We are clear that, wherever possible, UK employers should look to meet their labour needs from resident labour. It is now more important than ever that we have the right skills domestically to build a strong and competitive economy,” the paper said.The government also plans to scrap the rights for extended family members being able to reside in the UK. “We propose to define family members as direct family members only, plus durable partners,” the report said. For a spouse to be allowed entry, the UK resident must be earning a minimum of £18,000 a year.

“Put plainly, this means that, to be considered valuable to the country as a whole, immigration should benefit not just the migrants themselves but also make existing residents better off,” the report finished. The proposals are an attempt to address net migration, which the government aims to cut from 250,000 annually, down to “sustainable levels” in the tens of thousands.

EU immigration offer could lead to Brexit reversal, claims Adonis

The decision of the British people to leave the European Union could be reversed next year if France and Germany agree that the UK can take control over immigration while staying in the EU single market, the former Labour cabinet minister Lord Adonis said on Sunday.With concern over the government’s handling of Brexit growing ahead of a key parliamentary vote on Monday, the peer said Angela Merkel, who is expected to be re-elected as German chancellor later this month, and French president Emmanuel Macron could well make such an offer if they believe it could mean the UK remaining in the EU.

Writing in the Observer, Adonis said he believes a majority of peers in the House of Lords will support an amendment to the EU withdrawal bill – now passing through the Commons – requiring another referendum before Brexit takes effect, with the options being to accept the deal on offer, or stay in the EU.Such an amendment for another national vote, Adonis said, would stand a good chance of being passed by the House of Commons because Labour would by then have reason to support it, and sufficient pro-EU Tories would also rally behind it, he argues.
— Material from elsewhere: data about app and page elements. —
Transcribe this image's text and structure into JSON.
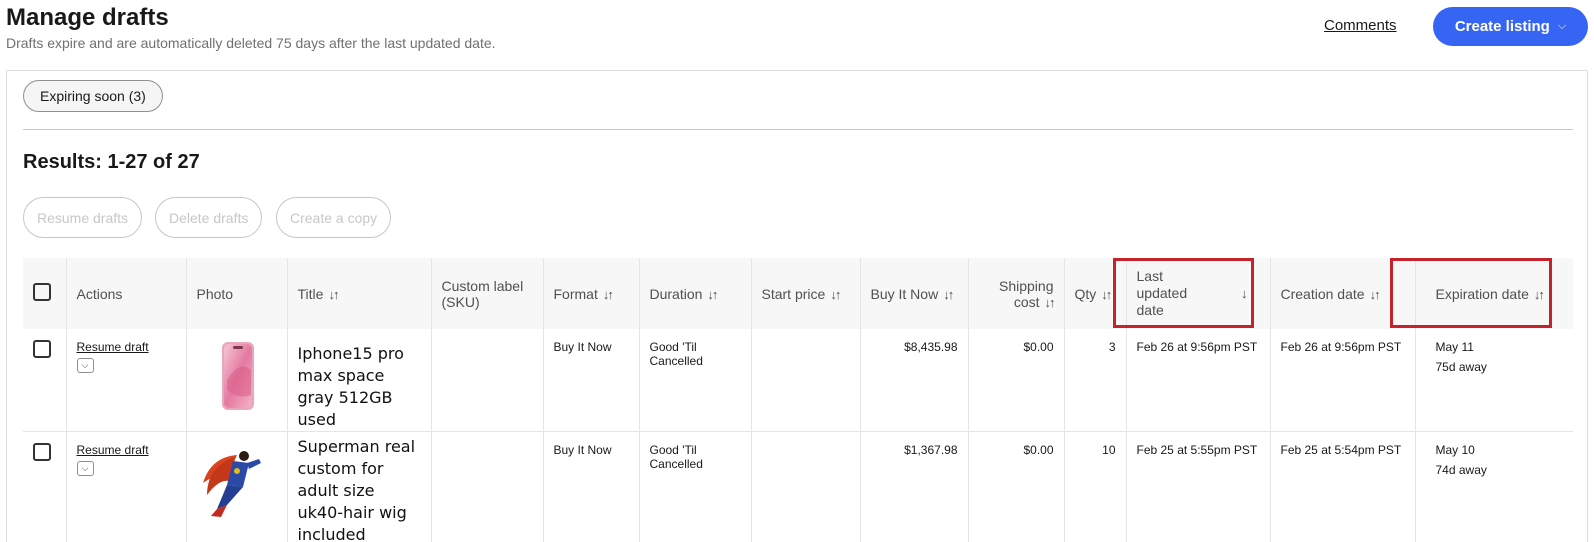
{
  "header": {
    "title": "Manage drafts",
    "subtitle": "Drafts expire and are automatically deleted 75 days after the last updated date.",
    "comments_link": "Comments",
    "create_button": "Create listing",
    "create_chevron": "⌵"
  },
  "filters": {
    "expiring_chip": "Expiring soon (3)"
  },
  "results": {
    "title": "Results: 1-27 of 27",
    "buttons": [
      "Resume drafts",
      "Delete drafts",
      "Create a copy"
    ]
  },
  "table": {
    "columns": {
      "actions": "Actions",
      "photo": "Photo",
      "title": "Title",
      "sku": "Custom label (SKU)",
      "format": "Format",
      "duration": "Duration",
      "start_price": "Start price",
      "buy_it_now": "Buy It Now",
      "shipping": "Shipping cost",
      "qty": "Qty",
      "last_updated": "Last updated date",
      "creation": "Creation date",
      "expiration": "Expiration date"
    },
    "sort_icon": "↓↑",
    "sorted_icon": "↓",
    "rows": [
      {
        "action": "Resume draft",
        "photo_icon": "phone-photo",
        "title": "Iphone15 pro max space gray 512GB used",
        "sku": "",
        "format": "Buy It Now",
        "duration": "Good 'Til Cancelled",
        "start_price": "",
        "buy_it_now": "$8,435.98",
        "shipping": "$0.00",
        "qty": "3",
        "last_updated": "Feb 26 at 9:56pm PST",
        "creation": "Feb 26 at 9:56pm PST",
        "expiration": "May 11",
        "expiration_away": "75d away"
      },
      {
        "action": "Resume draft",
        "photo_icon": "superhero-costume-photo",
        "title": "Superman real custom for adult size uk40-hair wig included",
        "sku": "",
        "format": "Buy It Now",
        "duration": "Good 'Til Cancelled",
        "start_price": "",
        "buy_it_now": "$1,367.98",
        "shipping": "$0.00",
        "qty": "10",
        "last_updated": "Feb 25 at 5:55pm PST",
        "creation": "Feb 25 at 5:54pm PST",
        "expiration": "May 10",
        "expiration_away": "74d away"
      }
    ]
  },
  "colors": {
    "accent": "#3665f3",
    "highlight": "#c4232b"
  }
}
“The interplay between a referendum and such a Merkel-Macron ‘offer’ will be vital,” he writes. “If it is clear by next summer that Britain is going to hold a referendum, then the incentive for them to make a bold offer greatly increases.”He adds: “A lot depends upon whether the alternative is the status quo – or EU membership without freedom of movement in respect of right to work and right to reside for all EU nationals. If Chancellor Merkel and President Macron make an offer, probably over the heads of the British government, for the UK to stay in the economic institutions of the EU but with national control over immigration, then I believe the referendum can be won.
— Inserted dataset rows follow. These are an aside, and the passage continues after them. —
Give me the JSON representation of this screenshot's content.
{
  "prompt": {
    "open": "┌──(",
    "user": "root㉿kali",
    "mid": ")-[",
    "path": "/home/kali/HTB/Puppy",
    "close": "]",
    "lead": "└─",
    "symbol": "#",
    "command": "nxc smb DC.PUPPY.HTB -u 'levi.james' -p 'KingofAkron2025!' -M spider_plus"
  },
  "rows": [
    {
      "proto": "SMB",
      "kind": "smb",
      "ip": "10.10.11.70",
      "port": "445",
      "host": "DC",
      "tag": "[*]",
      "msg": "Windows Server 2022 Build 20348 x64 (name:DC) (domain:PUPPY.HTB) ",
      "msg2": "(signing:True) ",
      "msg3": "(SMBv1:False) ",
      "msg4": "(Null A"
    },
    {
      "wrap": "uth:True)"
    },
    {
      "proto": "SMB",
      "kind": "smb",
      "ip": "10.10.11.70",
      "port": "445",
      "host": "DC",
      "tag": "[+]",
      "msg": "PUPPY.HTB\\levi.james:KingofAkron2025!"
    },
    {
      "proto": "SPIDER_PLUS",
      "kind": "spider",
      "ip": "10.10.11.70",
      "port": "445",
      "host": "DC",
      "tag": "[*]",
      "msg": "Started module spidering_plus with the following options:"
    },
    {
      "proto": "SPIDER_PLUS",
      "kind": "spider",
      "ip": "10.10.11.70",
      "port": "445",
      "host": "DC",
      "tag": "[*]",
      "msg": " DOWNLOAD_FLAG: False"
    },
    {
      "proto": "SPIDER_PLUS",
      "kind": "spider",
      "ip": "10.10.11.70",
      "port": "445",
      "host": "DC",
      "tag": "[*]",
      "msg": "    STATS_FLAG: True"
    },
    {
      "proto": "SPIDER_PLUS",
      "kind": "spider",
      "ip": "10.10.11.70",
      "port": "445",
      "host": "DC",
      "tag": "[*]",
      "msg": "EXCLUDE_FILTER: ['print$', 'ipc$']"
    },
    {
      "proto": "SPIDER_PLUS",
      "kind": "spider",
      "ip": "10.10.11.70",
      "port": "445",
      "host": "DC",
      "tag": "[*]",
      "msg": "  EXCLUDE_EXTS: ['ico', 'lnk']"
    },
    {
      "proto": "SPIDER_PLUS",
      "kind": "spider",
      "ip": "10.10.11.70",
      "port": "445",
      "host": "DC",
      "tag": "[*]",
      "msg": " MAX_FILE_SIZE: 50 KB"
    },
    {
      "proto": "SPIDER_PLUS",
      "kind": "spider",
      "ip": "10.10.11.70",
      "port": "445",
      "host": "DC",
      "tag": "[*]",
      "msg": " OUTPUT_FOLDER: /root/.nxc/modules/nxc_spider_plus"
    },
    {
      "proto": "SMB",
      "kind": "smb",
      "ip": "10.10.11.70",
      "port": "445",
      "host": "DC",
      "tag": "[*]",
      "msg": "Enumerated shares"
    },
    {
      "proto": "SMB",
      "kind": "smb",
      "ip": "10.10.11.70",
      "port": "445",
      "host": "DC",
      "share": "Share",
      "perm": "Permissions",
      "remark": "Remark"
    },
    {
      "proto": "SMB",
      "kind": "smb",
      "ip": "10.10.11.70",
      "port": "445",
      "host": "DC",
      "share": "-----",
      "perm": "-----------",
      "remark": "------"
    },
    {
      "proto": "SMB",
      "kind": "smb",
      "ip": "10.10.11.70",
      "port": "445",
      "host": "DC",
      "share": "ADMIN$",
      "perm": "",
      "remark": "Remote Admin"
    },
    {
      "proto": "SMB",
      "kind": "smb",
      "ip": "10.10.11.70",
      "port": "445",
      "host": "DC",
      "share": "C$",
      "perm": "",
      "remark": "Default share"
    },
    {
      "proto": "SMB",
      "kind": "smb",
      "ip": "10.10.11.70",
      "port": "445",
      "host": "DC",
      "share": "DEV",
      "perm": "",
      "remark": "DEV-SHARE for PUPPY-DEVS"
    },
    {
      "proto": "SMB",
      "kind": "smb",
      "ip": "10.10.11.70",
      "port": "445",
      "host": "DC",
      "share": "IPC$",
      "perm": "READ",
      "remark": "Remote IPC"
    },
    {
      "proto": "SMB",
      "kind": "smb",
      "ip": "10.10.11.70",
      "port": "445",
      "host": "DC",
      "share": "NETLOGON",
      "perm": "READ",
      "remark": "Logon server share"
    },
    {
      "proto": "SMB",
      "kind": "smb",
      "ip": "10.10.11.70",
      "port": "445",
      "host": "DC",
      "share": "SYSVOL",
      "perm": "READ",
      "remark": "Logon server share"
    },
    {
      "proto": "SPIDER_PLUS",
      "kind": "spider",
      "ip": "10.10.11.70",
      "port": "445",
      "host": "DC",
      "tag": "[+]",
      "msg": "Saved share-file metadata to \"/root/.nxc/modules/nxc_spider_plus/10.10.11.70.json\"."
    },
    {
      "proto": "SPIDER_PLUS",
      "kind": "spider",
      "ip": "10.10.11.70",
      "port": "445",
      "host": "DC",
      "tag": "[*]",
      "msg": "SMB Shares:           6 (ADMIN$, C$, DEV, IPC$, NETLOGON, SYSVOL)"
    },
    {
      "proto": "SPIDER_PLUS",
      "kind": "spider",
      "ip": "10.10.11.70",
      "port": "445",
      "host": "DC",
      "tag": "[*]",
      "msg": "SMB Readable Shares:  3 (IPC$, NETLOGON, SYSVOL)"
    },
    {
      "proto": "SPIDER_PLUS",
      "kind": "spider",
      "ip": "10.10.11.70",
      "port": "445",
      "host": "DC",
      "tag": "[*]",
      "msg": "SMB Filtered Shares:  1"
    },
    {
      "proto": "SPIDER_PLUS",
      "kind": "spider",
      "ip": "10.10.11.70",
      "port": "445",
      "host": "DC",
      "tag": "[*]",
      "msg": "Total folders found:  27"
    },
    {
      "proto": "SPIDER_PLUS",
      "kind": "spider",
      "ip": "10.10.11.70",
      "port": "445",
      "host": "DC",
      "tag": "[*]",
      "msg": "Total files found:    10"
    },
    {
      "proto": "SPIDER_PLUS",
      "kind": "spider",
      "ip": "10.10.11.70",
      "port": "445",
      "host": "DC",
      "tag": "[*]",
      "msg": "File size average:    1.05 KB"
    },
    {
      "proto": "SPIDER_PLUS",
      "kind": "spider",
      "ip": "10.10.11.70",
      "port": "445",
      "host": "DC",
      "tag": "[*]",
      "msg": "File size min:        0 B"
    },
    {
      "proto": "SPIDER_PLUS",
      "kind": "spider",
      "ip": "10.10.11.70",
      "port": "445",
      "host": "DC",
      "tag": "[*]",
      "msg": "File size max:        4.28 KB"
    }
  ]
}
“Why might Macron and Merkel make this offer? Partly because – in Macron’s case – he (rightly) doesn’t believe that unrestricted free movement of labour is integral to the single market. Partly because many other EU leaders agree with him. And partly for the big strategic reason – which weighs on strategic thinkers in Berlin – that, if Britain leaves the EU, 80% of Nato resources will then be outside the EU, which is hardly a recipe for European security and stability if you are looking across at the Russian and Chinese bears.”While Theresa May is expected to avoid any significant Tory rebellion over the EU withdrawal bill at the second reading stage on Monday, there is growing concern among MPs of all parties at the prime minister’s plan to leave the single market and customs union, and the lack of progress in negotiations with Brussels. On Sunday around 30,000 people marched on Westminster demanding that the UK stays in the EU.
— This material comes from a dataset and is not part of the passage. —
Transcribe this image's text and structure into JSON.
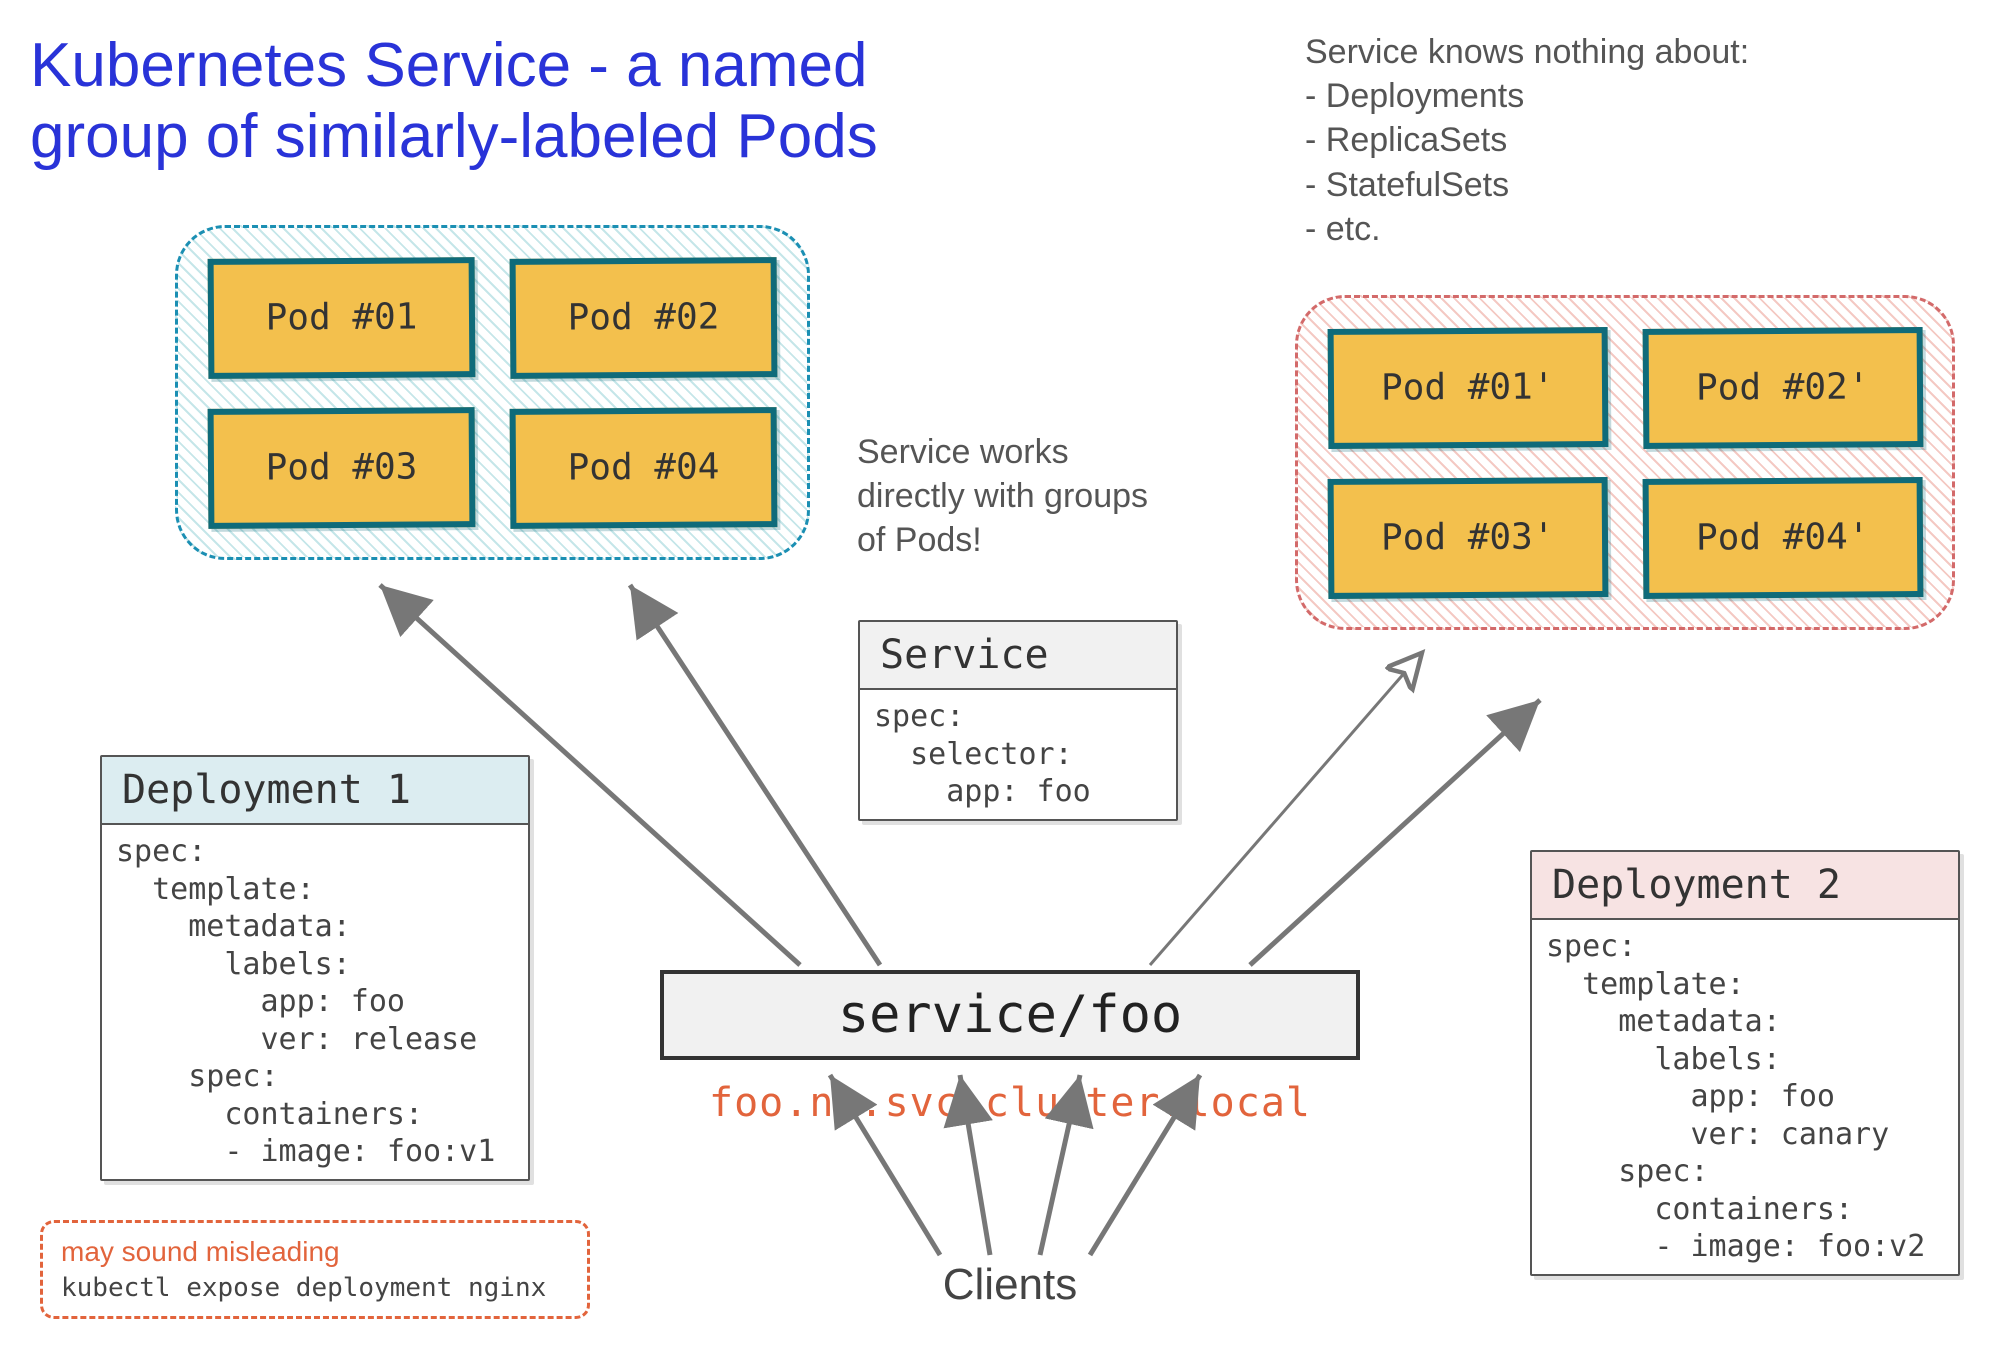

Adonis’s intervention also comes amid signs that opponents of a hard Brexit in all the main parties are ready to work together to amend the bill, both to ensure that the option of staying inside the single market is kept open, and that parliament, at the very least, has a binding vote on the final deal before Brexit happens in March 2019. The Observer understands that meetings about how to thwart a hard Brexit have already taken place between senior Labour figures, the Liberal Democrats and Scottish Nationalist party MPs and pro-EU Tories.

Full story can be read here.